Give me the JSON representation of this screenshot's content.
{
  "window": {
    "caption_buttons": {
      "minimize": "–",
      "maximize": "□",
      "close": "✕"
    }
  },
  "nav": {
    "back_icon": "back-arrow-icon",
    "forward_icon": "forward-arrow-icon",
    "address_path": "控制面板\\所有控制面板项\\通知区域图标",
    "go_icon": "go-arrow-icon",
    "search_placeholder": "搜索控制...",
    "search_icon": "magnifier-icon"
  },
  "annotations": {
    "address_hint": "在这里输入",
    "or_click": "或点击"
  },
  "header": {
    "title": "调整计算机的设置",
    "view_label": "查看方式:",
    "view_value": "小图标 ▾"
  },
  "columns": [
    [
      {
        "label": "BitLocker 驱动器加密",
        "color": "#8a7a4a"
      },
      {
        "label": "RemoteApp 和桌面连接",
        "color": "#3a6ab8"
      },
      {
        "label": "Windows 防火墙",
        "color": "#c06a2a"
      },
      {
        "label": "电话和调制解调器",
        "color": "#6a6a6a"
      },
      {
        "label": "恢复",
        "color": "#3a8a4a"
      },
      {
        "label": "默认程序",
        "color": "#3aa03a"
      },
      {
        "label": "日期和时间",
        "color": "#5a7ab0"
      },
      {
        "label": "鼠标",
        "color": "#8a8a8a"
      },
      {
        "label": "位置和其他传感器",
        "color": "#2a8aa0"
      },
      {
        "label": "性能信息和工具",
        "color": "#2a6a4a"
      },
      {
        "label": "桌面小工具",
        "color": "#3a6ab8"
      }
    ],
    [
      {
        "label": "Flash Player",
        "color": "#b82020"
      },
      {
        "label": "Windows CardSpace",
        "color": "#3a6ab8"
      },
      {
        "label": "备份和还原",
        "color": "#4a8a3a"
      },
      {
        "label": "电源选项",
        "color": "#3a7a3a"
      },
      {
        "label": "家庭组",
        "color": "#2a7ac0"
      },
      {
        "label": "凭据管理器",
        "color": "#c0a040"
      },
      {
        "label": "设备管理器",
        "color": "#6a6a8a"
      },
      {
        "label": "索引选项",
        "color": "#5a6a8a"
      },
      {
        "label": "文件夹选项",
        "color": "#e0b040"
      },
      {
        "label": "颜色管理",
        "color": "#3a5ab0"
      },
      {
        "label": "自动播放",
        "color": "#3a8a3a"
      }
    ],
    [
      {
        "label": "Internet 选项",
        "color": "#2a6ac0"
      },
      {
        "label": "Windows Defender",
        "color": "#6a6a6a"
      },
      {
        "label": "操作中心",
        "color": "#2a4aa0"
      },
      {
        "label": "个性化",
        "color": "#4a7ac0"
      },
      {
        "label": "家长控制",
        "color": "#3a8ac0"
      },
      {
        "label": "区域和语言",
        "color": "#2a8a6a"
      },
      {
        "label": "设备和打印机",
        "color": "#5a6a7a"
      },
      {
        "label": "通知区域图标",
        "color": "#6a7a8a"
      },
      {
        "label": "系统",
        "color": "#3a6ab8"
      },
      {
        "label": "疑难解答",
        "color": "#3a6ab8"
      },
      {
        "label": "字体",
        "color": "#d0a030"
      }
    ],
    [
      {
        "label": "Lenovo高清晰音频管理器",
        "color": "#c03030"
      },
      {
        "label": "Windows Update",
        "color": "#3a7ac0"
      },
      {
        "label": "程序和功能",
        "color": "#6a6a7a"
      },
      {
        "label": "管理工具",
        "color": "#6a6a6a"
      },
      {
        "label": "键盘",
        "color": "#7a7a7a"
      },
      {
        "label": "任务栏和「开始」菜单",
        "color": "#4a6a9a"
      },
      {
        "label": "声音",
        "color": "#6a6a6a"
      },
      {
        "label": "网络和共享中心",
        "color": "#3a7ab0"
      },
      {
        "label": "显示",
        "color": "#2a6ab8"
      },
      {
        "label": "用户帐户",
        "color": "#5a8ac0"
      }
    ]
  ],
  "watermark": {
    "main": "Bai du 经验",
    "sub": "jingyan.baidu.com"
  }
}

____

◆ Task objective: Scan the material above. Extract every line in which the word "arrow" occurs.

◆ The completed task:
    "back_icon": "back-arrow-icon",
    "forward_icon": "forward-arrow-icon",
    "go_icon": "go-arrow-icon",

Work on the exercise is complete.